That this conclusion is a correct one, I fully believe, from an experience, the result of my own personal inquiries. A taste for the amusements provided being once acquired, must be gratified — by youths, at the sacrifice of their weekly earnings, how treat themselves and their sweethearts—and by the latter, at the expense of their virtue. How the evil is to be fairly coped with—whether by the efforts of the "Society for the Regulation of Public-houses," &c., or by legislative enactment. I know not, but it strikes me that our own local authorities might do something in the matter, If they would only bestir themselves. I see by our local police act, 7 and 8 Vic, C. 40, sec. 204, "That That every person licensed to deal in excisable liquors who shall knowingly supply any sort of distilled exciseable liquor to any boy or girl apparently under the age of 16 years to be drunk upon the premises shall be liable to a penalty not exceeding 2s." - with increased penalties for subsequent convictions. Armed with such power, then, why not send a policeman or two nightly to visit these pest-houses? Only let it be made public to these young people that they themselves were liable to be picked out by a policeman, and to be called upon to come into a public court as witnesses against the very landlords who harboured them, and I will engage many of them would never be seen in such houses again. Young servant girls, sent on errands, often contrive to spend half an hour in such places, unknown to their mistresses, as do other young people unknown to their parents; and once assured that a policeman had the power to make known their stolen visits they would be "far and few between" indeed. Apologising for the length I have trespassed on your space, I am, &c,

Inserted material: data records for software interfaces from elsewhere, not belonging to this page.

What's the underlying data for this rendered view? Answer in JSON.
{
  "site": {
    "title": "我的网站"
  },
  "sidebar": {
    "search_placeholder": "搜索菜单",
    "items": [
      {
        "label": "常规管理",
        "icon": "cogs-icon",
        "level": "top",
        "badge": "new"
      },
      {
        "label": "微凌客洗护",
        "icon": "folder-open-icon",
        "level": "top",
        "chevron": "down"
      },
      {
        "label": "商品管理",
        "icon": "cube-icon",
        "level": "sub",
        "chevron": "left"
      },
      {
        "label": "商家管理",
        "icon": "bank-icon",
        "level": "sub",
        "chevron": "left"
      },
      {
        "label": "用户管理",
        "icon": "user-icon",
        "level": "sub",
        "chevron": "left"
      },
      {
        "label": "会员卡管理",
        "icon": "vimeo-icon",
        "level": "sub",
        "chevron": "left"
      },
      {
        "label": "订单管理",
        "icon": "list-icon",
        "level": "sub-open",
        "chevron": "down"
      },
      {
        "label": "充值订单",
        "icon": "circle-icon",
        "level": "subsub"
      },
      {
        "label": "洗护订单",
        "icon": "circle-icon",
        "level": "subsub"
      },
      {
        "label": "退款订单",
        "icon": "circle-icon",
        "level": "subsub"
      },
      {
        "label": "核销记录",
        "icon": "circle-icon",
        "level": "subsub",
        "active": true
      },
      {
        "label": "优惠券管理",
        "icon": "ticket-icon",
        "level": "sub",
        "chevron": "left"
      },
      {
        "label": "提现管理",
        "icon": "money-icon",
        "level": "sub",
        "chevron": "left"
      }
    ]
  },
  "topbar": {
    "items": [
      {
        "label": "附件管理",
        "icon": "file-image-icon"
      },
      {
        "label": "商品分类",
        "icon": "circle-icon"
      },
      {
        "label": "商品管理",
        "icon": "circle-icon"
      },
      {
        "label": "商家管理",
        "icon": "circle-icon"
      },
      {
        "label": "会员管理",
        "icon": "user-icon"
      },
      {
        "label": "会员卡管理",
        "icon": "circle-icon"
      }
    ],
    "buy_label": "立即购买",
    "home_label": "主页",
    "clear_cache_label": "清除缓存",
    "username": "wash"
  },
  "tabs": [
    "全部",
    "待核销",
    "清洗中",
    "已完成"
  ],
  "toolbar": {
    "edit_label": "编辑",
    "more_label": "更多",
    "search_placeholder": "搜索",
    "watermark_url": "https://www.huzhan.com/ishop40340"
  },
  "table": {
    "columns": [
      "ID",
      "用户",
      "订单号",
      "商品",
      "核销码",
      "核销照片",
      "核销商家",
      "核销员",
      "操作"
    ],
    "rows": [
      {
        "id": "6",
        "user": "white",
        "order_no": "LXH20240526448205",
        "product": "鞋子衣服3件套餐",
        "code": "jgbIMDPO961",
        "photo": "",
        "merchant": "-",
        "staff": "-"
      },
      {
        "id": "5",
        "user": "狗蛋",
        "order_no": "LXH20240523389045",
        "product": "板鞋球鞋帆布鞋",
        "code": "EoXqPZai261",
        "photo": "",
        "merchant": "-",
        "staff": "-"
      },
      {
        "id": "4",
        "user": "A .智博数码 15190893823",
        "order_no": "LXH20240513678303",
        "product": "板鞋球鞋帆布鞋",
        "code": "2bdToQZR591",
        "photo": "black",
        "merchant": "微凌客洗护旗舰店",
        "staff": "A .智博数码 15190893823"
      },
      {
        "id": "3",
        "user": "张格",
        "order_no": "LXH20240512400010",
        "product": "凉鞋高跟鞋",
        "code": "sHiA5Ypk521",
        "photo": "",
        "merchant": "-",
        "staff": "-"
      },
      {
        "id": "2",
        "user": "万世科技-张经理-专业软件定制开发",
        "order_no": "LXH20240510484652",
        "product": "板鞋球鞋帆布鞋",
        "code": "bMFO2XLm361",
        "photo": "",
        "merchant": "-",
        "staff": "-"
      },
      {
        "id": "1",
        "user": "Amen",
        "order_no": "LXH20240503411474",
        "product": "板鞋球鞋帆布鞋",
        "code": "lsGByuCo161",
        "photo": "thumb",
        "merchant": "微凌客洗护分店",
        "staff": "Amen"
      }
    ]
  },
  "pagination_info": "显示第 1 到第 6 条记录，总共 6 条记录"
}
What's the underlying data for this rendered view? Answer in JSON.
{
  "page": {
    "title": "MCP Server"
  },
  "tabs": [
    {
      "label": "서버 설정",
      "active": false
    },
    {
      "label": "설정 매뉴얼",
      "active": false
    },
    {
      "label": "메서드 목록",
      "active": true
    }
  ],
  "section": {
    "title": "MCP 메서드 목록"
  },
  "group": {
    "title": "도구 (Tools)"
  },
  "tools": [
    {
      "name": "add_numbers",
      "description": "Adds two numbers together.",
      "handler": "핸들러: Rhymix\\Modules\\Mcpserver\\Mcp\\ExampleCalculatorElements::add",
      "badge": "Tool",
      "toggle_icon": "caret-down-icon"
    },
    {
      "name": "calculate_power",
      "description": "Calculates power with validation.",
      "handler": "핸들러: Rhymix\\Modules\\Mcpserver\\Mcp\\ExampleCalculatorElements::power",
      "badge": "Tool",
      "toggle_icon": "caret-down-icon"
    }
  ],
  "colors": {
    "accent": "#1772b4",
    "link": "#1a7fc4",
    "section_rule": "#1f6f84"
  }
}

Manchester Courier and Lancashire General Advertiser

29 November 1851